Dataset entries:
★ ★ ★
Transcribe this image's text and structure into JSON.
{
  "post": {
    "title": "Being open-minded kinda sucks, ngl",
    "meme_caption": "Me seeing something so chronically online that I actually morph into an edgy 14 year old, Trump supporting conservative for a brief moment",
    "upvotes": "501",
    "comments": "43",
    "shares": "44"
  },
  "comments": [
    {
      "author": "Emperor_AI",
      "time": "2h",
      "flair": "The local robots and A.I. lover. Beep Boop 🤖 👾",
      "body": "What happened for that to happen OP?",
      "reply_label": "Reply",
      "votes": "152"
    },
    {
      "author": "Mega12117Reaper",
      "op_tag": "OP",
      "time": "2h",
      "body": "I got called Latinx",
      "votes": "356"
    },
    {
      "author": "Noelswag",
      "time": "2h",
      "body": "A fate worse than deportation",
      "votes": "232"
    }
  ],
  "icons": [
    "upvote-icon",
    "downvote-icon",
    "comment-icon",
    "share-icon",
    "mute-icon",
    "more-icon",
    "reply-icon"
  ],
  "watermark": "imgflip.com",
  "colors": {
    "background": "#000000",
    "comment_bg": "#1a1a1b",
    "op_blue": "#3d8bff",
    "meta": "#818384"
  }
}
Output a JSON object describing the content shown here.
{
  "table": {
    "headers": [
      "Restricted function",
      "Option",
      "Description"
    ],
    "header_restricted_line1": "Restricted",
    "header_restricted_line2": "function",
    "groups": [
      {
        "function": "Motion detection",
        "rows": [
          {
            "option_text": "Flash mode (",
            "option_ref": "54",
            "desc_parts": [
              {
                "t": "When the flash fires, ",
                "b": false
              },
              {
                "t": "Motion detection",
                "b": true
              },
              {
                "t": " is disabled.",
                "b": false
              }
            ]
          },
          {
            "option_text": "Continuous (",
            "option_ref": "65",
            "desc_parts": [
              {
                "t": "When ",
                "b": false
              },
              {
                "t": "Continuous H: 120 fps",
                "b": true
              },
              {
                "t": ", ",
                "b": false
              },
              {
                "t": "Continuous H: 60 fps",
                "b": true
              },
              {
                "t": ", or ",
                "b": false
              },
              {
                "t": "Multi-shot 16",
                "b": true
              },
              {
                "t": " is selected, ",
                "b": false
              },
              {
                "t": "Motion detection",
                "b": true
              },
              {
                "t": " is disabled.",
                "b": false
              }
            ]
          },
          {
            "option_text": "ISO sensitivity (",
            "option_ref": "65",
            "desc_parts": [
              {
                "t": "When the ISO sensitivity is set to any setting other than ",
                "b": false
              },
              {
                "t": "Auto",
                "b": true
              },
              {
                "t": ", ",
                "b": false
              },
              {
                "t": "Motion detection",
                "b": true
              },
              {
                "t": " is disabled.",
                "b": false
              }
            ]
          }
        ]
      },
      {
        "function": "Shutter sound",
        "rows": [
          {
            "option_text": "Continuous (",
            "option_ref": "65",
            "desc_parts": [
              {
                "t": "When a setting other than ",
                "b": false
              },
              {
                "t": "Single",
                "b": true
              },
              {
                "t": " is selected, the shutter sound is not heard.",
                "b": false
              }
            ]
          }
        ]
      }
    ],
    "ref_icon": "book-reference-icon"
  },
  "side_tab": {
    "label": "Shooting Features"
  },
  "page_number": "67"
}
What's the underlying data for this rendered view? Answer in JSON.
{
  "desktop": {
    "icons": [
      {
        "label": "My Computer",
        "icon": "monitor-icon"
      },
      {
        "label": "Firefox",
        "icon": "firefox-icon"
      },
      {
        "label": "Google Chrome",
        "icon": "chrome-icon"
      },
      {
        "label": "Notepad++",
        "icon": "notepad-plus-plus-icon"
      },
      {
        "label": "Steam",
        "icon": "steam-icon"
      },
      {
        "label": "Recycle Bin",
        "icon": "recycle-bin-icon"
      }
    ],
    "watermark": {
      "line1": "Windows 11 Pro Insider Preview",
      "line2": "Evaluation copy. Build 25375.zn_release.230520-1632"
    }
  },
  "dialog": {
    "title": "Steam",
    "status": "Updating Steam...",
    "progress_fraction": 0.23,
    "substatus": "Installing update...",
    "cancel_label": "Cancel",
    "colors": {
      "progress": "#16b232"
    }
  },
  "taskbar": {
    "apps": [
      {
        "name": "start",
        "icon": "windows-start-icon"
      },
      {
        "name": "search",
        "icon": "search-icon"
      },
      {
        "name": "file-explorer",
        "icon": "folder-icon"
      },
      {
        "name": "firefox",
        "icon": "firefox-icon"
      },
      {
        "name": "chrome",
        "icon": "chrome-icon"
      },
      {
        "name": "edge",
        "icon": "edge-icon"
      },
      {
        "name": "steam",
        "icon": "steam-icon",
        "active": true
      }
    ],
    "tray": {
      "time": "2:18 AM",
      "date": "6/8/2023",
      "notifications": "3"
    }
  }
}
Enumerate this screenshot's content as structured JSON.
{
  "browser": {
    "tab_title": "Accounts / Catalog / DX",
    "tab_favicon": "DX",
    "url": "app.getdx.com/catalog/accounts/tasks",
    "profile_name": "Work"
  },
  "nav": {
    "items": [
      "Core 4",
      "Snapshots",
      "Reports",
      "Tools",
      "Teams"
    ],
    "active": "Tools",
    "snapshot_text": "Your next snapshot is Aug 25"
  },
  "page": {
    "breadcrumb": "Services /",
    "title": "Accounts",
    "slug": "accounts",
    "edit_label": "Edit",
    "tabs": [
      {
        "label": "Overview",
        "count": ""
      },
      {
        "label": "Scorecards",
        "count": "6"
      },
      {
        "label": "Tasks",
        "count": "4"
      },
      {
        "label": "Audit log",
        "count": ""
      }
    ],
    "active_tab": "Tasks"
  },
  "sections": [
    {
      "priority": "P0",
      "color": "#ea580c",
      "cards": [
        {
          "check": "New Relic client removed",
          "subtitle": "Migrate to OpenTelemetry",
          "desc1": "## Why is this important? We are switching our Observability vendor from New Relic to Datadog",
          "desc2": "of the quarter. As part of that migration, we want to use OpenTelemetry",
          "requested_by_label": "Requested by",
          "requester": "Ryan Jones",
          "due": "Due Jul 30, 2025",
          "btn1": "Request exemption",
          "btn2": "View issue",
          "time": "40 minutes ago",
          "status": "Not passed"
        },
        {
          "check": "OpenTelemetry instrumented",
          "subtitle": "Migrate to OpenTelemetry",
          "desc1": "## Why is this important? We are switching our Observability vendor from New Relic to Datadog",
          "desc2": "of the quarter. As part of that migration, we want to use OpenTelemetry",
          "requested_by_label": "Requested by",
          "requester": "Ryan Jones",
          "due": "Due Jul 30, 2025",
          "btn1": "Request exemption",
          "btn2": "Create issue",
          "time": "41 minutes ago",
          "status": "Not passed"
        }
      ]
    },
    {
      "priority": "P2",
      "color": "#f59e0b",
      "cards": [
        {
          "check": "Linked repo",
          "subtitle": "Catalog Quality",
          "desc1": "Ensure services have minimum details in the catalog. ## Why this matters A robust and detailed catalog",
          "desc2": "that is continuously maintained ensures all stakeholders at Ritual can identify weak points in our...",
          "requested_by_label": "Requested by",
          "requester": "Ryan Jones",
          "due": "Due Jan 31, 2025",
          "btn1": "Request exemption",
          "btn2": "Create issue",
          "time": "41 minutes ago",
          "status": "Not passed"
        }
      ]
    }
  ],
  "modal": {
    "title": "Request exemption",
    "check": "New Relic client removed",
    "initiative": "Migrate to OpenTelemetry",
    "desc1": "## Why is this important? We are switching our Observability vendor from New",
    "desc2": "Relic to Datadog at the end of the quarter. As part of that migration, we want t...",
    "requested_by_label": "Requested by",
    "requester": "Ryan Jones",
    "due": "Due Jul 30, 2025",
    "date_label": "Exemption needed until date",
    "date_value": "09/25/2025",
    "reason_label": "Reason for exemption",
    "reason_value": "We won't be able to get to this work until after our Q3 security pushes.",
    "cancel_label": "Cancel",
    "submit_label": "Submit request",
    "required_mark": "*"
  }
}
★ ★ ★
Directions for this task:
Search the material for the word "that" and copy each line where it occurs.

Answer below:
    "meme_caption": "Me seeing something so chronically online that I actually morph into an edgy 14 year old, Trump supporting conservative for a brief moment",
      "body": "What happened for that to happen OP?",
          "desc2": "of the quarter. As part of that migration, we want to use OpenTelemetry",
          "desc2": "of the quarter. As part of that migration, we want to use OpenTelemetry",
          "desc2": "that is continuously maintained ensures all stakeholders at Ritual can identify weak points in our...",
    "desc2": "Relic to Datadog at the end of the quarter. As part of that migration, we want t...",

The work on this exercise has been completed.